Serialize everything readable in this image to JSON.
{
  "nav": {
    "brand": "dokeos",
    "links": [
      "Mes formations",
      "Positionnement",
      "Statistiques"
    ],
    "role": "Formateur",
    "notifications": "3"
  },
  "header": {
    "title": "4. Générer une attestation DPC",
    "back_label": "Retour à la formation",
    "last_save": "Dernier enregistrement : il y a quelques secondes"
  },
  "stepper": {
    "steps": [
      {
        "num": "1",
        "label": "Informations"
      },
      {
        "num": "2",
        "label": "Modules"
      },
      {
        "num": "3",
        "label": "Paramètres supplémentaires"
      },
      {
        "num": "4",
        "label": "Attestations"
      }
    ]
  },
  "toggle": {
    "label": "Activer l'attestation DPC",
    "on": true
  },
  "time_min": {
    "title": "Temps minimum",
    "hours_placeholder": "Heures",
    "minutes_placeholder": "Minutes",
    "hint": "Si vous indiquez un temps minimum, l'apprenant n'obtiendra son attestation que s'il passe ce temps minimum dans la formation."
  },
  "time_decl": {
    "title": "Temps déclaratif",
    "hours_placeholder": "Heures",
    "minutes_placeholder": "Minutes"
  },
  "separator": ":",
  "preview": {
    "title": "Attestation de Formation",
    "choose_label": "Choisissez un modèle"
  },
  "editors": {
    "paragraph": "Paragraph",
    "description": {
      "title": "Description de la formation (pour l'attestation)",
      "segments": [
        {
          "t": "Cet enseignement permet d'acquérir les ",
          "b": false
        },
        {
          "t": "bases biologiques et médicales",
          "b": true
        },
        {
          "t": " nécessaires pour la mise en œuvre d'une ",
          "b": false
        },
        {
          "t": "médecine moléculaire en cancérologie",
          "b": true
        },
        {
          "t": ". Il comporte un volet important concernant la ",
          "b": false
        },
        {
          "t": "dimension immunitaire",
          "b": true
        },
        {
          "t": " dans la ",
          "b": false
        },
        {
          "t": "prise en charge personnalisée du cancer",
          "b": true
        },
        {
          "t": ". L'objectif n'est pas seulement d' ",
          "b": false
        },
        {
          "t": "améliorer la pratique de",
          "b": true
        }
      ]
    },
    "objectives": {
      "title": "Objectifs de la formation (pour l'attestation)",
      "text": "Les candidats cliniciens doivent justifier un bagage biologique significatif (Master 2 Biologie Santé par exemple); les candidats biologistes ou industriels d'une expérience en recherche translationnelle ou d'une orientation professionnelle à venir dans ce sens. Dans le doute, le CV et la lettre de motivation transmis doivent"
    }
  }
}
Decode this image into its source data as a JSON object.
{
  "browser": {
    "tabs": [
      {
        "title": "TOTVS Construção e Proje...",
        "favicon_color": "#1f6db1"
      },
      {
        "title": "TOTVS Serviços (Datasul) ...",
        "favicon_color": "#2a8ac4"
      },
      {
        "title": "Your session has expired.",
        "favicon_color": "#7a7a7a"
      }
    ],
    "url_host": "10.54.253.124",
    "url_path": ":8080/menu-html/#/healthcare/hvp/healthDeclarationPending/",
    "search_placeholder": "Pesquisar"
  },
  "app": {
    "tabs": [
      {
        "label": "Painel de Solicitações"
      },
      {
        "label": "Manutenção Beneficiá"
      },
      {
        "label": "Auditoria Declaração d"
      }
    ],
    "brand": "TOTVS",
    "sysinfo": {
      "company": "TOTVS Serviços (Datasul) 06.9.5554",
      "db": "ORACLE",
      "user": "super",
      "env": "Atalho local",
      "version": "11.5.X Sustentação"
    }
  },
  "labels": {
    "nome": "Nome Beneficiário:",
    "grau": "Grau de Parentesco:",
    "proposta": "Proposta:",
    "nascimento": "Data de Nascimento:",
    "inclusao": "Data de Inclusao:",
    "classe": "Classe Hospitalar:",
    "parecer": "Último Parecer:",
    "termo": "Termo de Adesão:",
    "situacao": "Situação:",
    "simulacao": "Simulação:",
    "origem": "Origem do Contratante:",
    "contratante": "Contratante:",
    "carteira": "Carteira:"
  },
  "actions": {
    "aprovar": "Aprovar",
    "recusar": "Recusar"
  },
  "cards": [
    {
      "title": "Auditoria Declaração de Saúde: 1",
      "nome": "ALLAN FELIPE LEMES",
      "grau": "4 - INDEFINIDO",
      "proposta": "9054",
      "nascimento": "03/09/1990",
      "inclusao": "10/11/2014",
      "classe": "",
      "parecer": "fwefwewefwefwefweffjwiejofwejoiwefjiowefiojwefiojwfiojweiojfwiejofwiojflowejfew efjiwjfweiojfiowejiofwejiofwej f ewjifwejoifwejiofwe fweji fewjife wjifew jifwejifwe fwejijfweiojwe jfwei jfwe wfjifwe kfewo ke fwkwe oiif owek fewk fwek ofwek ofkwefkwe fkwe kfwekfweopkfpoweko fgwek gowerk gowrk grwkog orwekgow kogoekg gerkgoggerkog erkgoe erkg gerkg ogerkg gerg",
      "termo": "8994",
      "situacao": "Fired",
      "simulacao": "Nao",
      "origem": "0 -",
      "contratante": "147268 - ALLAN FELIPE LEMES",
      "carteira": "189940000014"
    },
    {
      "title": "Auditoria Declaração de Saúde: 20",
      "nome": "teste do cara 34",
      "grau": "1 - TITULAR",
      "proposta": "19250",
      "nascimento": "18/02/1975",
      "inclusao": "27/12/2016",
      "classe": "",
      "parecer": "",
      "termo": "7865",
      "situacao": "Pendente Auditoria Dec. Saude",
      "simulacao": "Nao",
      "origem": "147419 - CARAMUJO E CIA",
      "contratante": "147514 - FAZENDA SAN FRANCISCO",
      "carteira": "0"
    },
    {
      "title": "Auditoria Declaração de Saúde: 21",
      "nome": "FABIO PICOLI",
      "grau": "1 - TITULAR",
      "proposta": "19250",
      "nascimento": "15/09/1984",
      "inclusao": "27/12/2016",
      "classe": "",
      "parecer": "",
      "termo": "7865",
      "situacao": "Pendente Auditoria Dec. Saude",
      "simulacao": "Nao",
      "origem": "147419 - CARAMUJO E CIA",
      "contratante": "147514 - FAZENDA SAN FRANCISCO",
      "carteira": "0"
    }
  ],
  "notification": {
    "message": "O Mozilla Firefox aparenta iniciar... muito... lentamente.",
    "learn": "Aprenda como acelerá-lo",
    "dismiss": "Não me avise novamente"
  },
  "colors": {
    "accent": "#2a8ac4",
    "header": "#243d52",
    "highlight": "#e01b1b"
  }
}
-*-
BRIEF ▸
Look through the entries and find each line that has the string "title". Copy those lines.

RESPONSE TO THIS TASK ▸
    "title": "4. Générer une attestation DPC",
    "title": "Temps minimum",
    "title": "Temps déclaratif",
    "title": "Attestation de Formation",
      "title": "Description de la formation (pour l'attestation)",
      "title": "Objectifs de la formation (pour l'attestation)",
        "title": "TOTVS Construção e Proje...",
        "title": "TOTVS Serviços (Datasul) ...",
        "title": "Your session has expired.",
      "title": "Auditoria Declaração de Saúde: 1",
      "title": "Auditoria Declaração de Saúde: 20",
      "title": "Auditoria Declaração de Saúde: 21",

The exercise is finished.